However, any price control, direct or indirect, is likely to constitute an infringement of competition law, unless the contractual agreement fulfils the strict `genuine agency` criteria established by the Court of Justice of the European Union (`the ECJ`). For the purposes of Article 101(1), the agreement shall be classified as a commercial agent contract where the authorised representative does not bear or bears only negligible risks concerning contracts concluded and/or negotiated on behalf of the contracting authority, market-specific investments in that field of activity and other activities to be exercised by the contracting entity on the same product contract. However, risks related to the agency service delivery activity in general, such as the risk that the agent`s income will depend on his or her success as an agent or general investments in premises or staff, for example, are not essential to this assessment. For the purposes of Article 101(1), a contract is therefore generally regarded as a commercial agent contract where ownership of the goods bought or sold does not belong to the intermediary or where the agent does not himself provide the contractual services and, if the agent: transparency and fairness are the characteristics of the relationship between the client and the commercial agent.

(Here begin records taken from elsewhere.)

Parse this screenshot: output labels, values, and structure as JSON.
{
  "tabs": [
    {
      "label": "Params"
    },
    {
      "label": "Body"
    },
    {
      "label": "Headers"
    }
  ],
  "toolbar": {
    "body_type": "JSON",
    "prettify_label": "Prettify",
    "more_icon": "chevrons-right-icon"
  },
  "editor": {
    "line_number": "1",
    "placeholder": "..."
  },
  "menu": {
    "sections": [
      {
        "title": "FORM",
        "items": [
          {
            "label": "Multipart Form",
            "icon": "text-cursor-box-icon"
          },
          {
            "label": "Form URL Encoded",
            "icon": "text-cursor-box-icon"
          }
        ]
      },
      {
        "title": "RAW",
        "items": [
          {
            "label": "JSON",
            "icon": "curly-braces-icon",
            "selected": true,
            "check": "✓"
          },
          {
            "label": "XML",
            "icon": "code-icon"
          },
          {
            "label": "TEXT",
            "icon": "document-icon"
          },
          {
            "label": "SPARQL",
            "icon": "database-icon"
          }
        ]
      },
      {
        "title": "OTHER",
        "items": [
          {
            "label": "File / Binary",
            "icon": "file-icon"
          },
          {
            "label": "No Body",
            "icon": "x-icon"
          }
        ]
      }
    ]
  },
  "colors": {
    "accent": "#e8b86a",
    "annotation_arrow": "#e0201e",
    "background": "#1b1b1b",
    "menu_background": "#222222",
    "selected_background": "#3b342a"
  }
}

At least that is how the regulation of the agency contract is understood, such as Article L. . . .